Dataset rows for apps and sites
━━━━━━━━━━━━━━━━━━━━━━━━━━━━━━

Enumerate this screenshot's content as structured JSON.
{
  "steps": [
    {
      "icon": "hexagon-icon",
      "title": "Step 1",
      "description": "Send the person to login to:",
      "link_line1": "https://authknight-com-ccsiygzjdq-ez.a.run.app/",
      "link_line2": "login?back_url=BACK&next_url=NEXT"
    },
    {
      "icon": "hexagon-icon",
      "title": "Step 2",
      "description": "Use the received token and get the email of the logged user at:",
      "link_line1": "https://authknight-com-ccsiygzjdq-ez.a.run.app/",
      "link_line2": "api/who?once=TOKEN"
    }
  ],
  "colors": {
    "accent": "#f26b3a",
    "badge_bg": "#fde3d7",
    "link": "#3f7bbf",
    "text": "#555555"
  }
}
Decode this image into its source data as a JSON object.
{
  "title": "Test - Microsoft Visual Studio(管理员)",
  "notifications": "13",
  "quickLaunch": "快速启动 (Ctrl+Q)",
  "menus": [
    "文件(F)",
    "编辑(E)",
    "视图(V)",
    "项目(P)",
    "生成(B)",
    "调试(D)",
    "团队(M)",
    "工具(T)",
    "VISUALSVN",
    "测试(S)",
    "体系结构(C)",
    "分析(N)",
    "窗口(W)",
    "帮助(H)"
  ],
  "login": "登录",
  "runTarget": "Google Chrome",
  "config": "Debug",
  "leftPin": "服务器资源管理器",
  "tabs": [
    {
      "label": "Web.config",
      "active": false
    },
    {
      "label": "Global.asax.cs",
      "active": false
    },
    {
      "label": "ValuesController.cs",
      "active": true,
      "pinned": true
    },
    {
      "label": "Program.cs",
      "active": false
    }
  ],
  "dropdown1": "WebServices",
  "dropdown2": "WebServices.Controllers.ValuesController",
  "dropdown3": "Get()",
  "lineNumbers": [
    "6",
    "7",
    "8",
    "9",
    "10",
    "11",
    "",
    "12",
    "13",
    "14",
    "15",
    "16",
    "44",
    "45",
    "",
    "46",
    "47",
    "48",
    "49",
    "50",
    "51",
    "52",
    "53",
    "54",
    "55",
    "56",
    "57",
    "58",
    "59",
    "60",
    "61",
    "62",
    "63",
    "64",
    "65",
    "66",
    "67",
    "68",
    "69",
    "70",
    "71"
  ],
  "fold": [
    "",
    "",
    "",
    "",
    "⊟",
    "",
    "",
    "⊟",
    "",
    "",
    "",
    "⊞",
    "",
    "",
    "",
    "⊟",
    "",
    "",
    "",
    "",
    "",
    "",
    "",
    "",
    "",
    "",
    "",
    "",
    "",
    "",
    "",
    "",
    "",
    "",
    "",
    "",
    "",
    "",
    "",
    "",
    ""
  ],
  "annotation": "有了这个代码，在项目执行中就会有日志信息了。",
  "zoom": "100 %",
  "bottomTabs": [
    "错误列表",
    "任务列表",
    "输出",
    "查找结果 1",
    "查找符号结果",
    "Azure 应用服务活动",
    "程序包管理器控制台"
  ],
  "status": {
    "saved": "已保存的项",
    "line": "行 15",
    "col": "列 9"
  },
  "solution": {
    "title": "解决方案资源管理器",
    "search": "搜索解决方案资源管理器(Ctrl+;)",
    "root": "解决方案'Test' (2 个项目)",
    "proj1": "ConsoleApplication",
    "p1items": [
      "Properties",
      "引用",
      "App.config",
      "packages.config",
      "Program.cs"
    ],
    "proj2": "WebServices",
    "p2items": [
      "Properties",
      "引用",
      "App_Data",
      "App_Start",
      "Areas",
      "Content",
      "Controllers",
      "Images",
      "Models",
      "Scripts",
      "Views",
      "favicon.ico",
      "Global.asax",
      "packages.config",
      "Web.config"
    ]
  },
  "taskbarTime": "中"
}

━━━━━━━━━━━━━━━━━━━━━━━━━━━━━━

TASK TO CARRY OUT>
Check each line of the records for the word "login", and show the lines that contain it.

RESULT OF THIS TASK>
      "description": "Send the person to login to:",
      "link_line2": "login?back_url=BACK&next_url=NEXT"
  "login": "登录",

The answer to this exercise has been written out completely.